[separator headline=”h2″ title=”Logical Failure – Partial Overwrite”]
This describes a hard drive data recovery task where new data has been added to the hard drive, having previously encountered corruption of some sort.
Possible sources of corruption include:
- Virus/malware propagation
- Disk formatting (accidental or deliberate)
- Partition corruption due to partition manipulation
- Corruption of the operating system or of the master file table, where all file entries are stored.
The best chance of data recovery from such hard drives is attained when no new data has been written to the hard drive after the failure. When new data has been added (e.g. re-format or activation of recovery mode), you should expect a certain amount of contamination of your original data, rendering some files unopenable. Generally speaking, the more new data written to the hard drive, the lower the possibility of a successful recovery. On the balance of probability, overwriting tends to affect large files (photos, videos etc) more than small ones (e.g. Microsoft Word/Excel files).

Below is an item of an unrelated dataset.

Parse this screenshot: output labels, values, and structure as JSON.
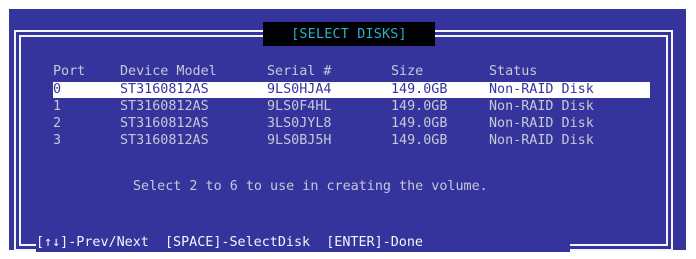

These types of data recovery tasks do not involve cleanroom handling, as the drives do not need to be physically opened. CDS operate a wide range of high-end logical recovery software tools to deal with these types of failures. Due to fragmentation and the inherent random nature of overwritten locations, the user can expect a significant level of file corruption in the recovered data.